The City of Tulsa is launching a new program to tackle blight and help residents become homeowners.
"The City of Tulsa has a demolition backlog of 300-plus structures that create instability and invite crime in our neighborhoods. These are vacant and abandoned properties that are unfit for human occupancy," said Mayor G.T. Bynum.
The new Housing Opportunity Partnership in Bynum's proposed 2020 city budget will get the Working In Neighborhoods Department started on the demolition work, but there's more to it than tearing down dilapidated houses.
"The city will partner with community and nonprofits like Habitat for Humanity and Crossover Community Development Corporation — organizations already working in these neighborhoods — building homes on the lots that have been cleared to create opportunities for homeownership, focusing on the residents who are already living in these neighborhoods," Bynum said.
The WIN Department aims to eliminate the entire backlog in two years. The city will not become the owner of the properties.

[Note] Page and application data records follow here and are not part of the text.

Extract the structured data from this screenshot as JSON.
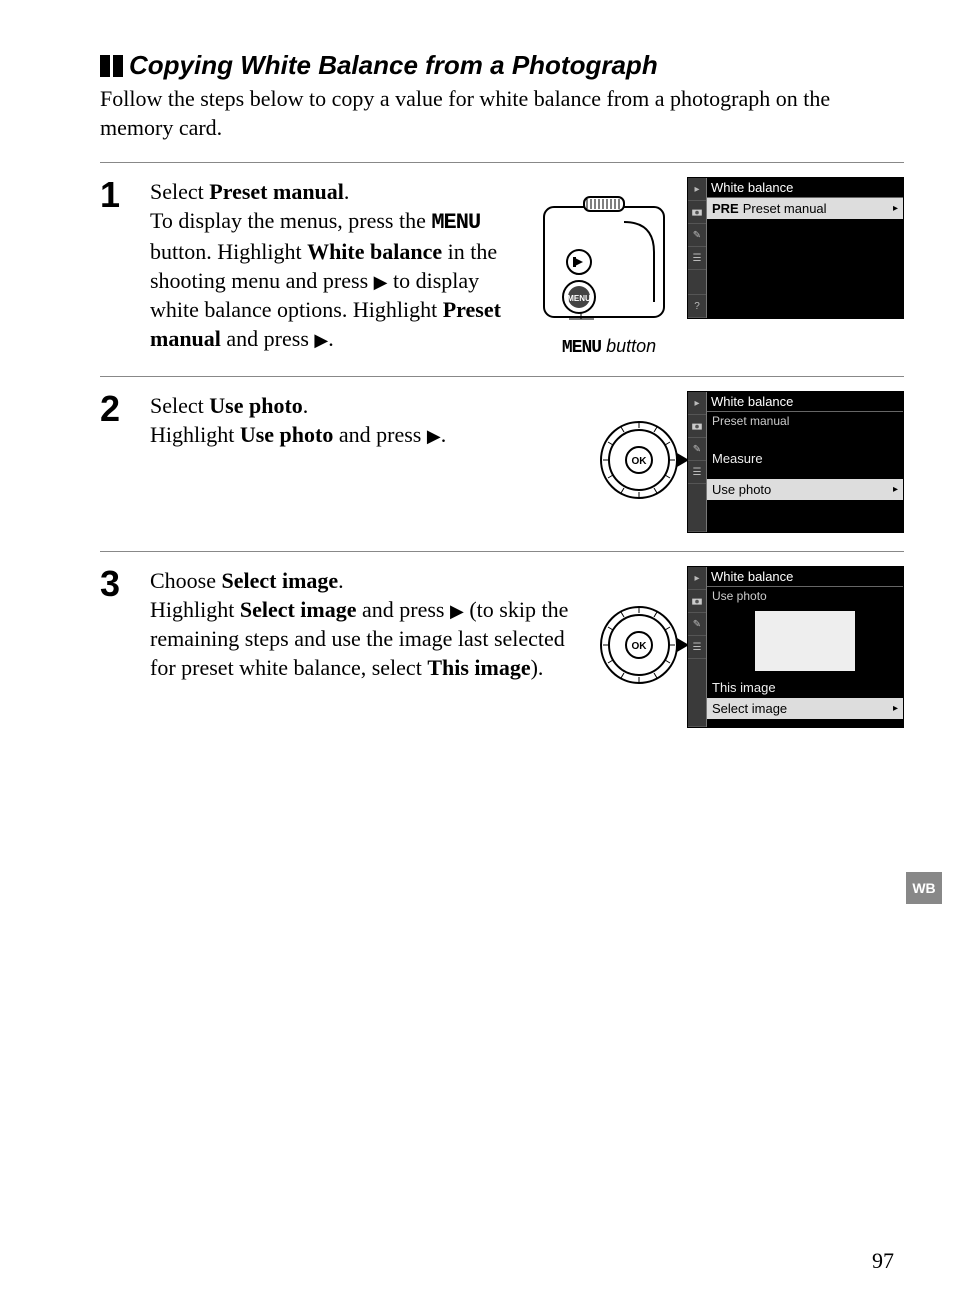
{
  "heading": "Copying White Balance from a Photograph",
  "intro": "Follow the steps below to copy a value for white balance from a photograph on the memory card.",
  "steps": {
    "1": {
      "num": "1",
      "lead": "Select ",
      "lead_bold": "Preset manual",
      "dot": ".",
      "line2a": "To display the menus, press the ",
      "line2_menu": "MENU",
      "line2b": " button. Highlight ",
      "line2_bold": "White balance",
      "line2c": " in the shooting menu and press ",
      "line2_tri": "▶",
      "line2d": " to display white balance options.",
      "line3a": "Highlight ",
      "line3_bold": "Preset manual",
      "line3b": " and press ",
      "line3_tri": "▶",
      "line3c": ".",
      "caption_menu": "MENU",
      "caption_rest": " button"
    },
    "2": {
      "num": "2",
      "lead": "Select ",
      "lead_bold": "Use photo",
      "dot": ".",
      "b2a": "Highlight ",
      "b2_bold": "Use photo",
      "b2b": " and press ",
      "b2_tri": "▶",
      "b2c": "."
    },
    "3": {
      "num": "3",
      "lead": "Choose ",
      "lead_bold": "Select image",
      "dot": ".",
      "b3a": "Highlight ",
      "b3_bold": "Select image",
      "b3b": " and press ",
      "b3_tri": "▶",
      "b3c": " (to skip the remaining steps and use the image last selected for preset white balance, select ",
      "b3_bold2": "This image",
      "b3d": ")."
    }
  },
  "screens": {
    "s1": {
      "title": "White balance",
      "item_prefix": "PRE",
      "item": "Preset manual"
    },
    "s2": {
      "title": "White balance",
      "sub": "Preset manual",
      "i1": "Measure",
      "i2": "Use photo"
    },
    "s3": {
      "title": "White balance",
      "sub": "Use photo",
      "i1": "This image",
      "i2": "Select image"
    }
  },
  "tab": "WB",
  "pagenum": "97"
}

A third piece of the program will be working with the Tulsa Health Department to connect homeowners, tenants and landlords to programs that can help with maintenance and repairs in order to prevent blight in the first place.